— TASK TO COMPLETE —
Gather all lines from the material that contain the word "質問メール".

....

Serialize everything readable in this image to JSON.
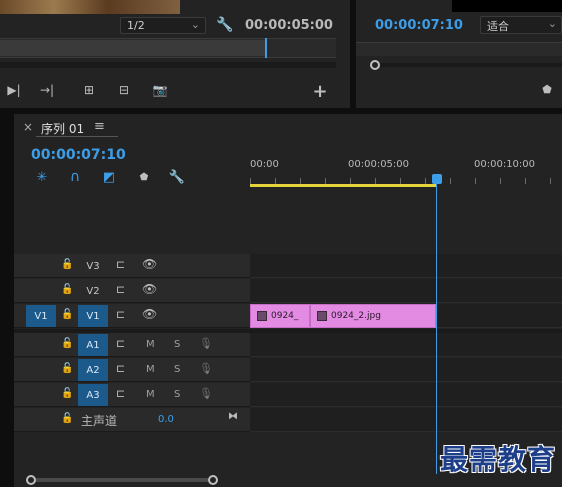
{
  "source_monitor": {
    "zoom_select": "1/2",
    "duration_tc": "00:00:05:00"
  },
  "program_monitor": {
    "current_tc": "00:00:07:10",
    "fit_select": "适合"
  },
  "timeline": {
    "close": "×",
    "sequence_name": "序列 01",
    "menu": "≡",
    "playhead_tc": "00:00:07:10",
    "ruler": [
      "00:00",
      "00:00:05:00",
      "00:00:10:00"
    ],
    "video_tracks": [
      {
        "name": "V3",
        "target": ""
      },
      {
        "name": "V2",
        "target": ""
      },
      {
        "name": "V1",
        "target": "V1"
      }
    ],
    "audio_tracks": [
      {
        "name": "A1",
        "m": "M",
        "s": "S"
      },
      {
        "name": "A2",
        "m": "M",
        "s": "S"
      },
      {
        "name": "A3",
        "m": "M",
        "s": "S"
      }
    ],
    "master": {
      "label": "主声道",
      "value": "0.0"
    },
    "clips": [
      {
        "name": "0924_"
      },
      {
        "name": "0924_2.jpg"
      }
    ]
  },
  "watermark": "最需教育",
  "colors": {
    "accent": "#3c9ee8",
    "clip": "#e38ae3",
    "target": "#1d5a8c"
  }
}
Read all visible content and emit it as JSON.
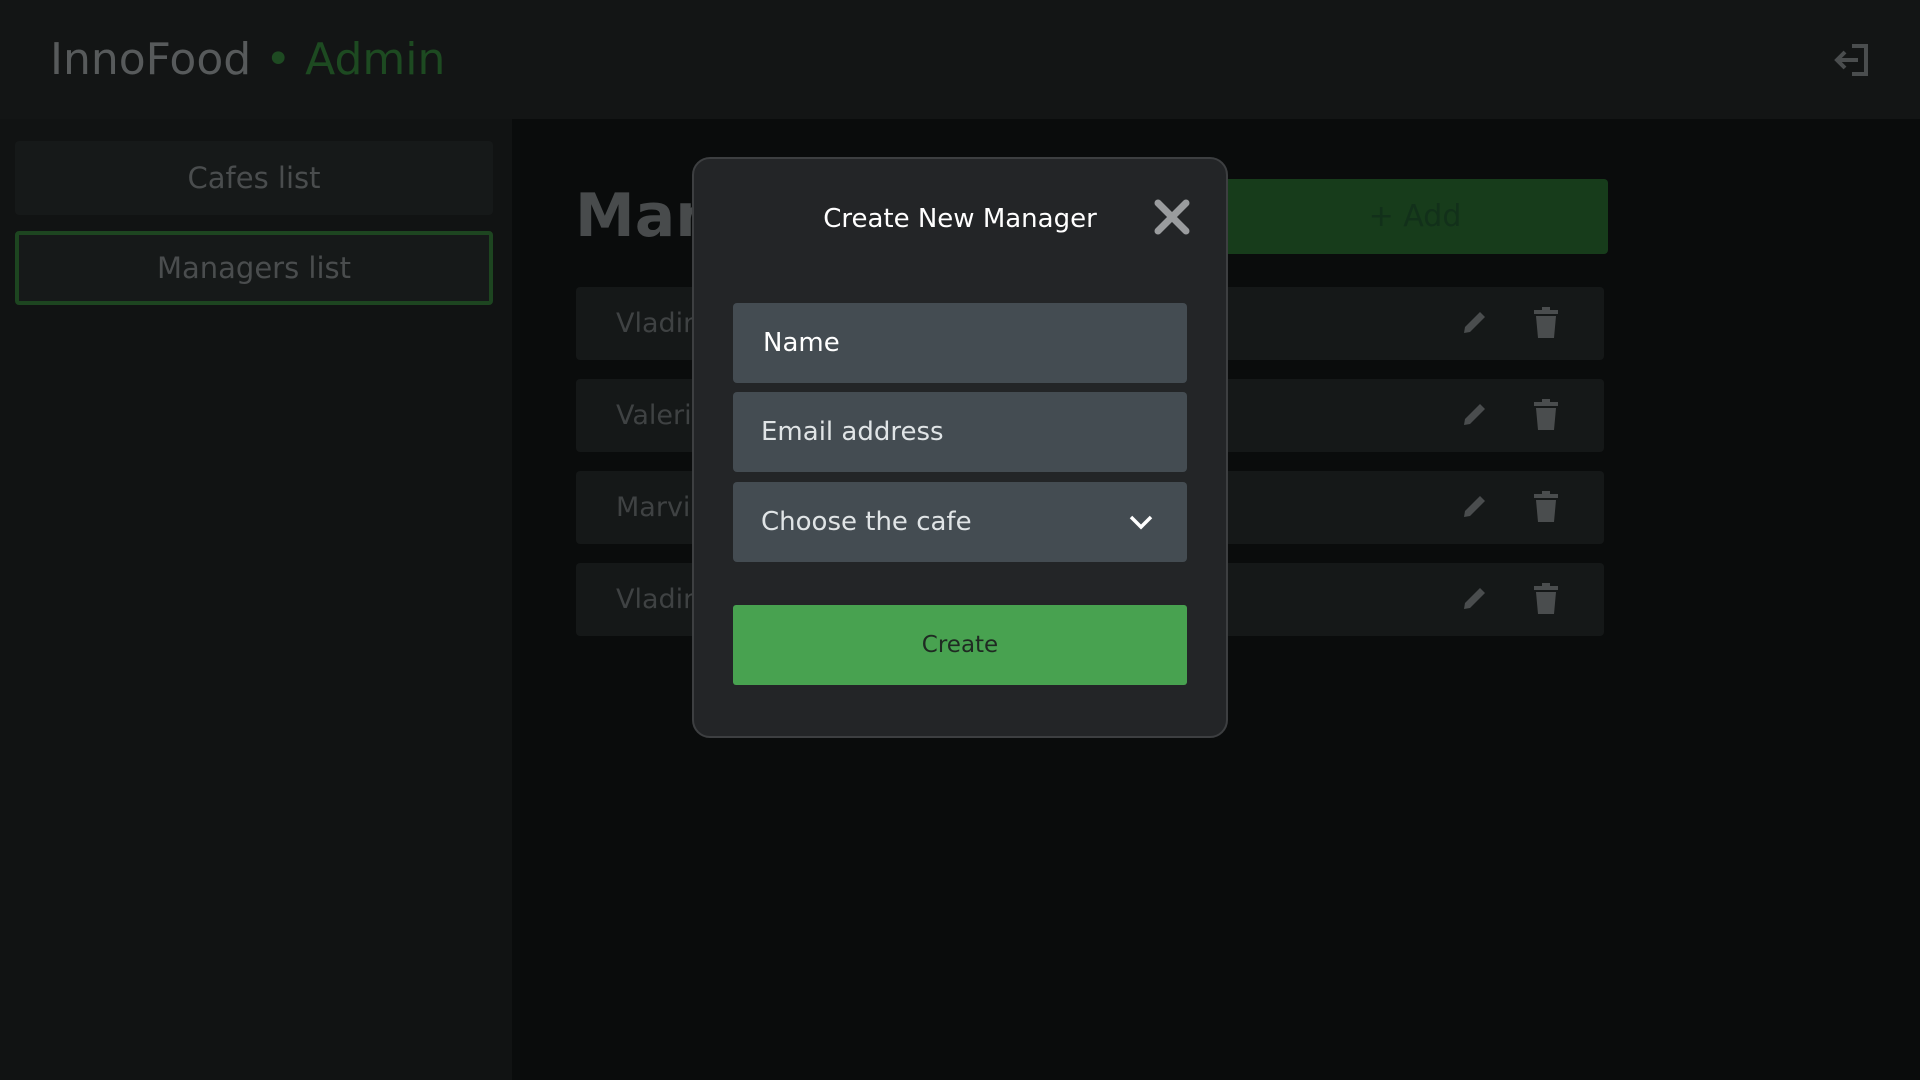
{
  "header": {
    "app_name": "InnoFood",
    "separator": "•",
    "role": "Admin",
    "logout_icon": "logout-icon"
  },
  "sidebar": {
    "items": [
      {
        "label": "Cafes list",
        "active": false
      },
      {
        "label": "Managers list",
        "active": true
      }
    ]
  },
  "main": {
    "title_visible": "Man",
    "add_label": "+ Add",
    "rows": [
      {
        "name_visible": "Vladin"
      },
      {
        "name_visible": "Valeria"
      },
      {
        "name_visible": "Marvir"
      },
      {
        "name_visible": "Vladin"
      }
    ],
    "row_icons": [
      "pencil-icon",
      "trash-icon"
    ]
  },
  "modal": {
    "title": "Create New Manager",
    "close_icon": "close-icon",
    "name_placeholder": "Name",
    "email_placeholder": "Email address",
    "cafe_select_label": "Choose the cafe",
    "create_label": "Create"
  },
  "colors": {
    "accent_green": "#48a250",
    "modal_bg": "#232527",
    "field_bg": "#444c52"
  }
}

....

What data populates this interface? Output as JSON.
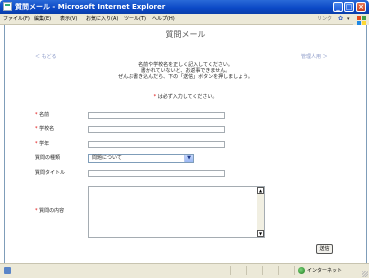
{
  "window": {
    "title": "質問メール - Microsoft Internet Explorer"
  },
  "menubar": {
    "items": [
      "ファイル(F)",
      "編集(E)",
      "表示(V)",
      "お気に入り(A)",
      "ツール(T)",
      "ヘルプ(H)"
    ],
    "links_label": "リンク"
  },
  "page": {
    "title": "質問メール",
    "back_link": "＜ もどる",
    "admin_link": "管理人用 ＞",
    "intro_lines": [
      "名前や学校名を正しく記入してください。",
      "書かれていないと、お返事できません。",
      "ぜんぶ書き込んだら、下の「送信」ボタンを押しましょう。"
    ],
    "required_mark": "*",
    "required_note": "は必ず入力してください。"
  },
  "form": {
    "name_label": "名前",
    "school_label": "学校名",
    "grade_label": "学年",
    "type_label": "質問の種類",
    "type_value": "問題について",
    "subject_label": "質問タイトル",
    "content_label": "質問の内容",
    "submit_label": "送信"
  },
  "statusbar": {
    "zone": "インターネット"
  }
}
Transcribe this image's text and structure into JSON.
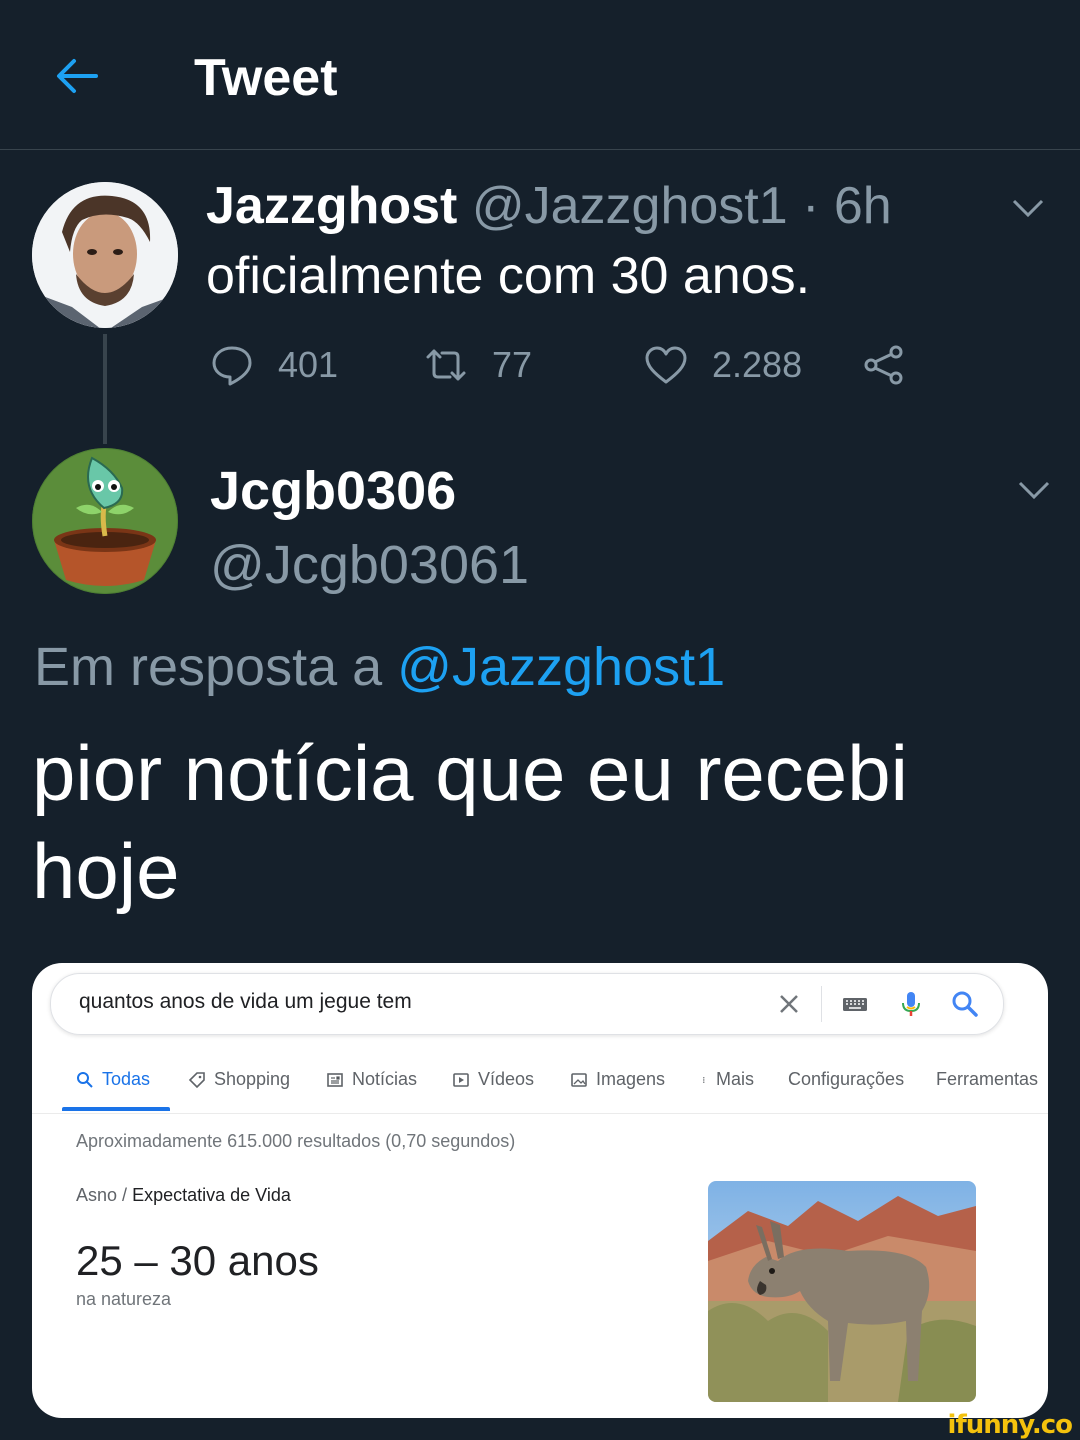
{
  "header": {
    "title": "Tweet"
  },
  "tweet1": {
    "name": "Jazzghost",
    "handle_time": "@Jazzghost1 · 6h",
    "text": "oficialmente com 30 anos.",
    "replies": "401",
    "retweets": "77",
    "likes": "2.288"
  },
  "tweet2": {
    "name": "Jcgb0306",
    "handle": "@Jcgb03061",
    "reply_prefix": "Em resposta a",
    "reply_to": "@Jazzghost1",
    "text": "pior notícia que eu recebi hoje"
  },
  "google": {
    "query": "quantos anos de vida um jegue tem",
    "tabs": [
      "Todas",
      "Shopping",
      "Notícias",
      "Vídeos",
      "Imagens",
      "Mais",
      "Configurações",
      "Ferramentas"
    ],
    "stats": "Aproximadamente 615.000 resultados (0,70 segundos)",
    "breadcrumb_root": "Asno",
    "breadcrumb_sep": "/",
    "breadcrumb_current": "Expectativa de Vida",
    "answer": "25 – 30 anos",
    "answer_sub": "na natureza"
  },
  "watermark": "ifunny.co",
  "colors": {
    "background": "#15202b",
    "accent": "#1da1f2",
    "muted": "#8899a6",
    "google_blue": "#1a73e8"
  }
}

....

— EXPECTED ANSWER —
    "title": "質問メール - Microsoft Internet Explorer"
    "title": "質問メール",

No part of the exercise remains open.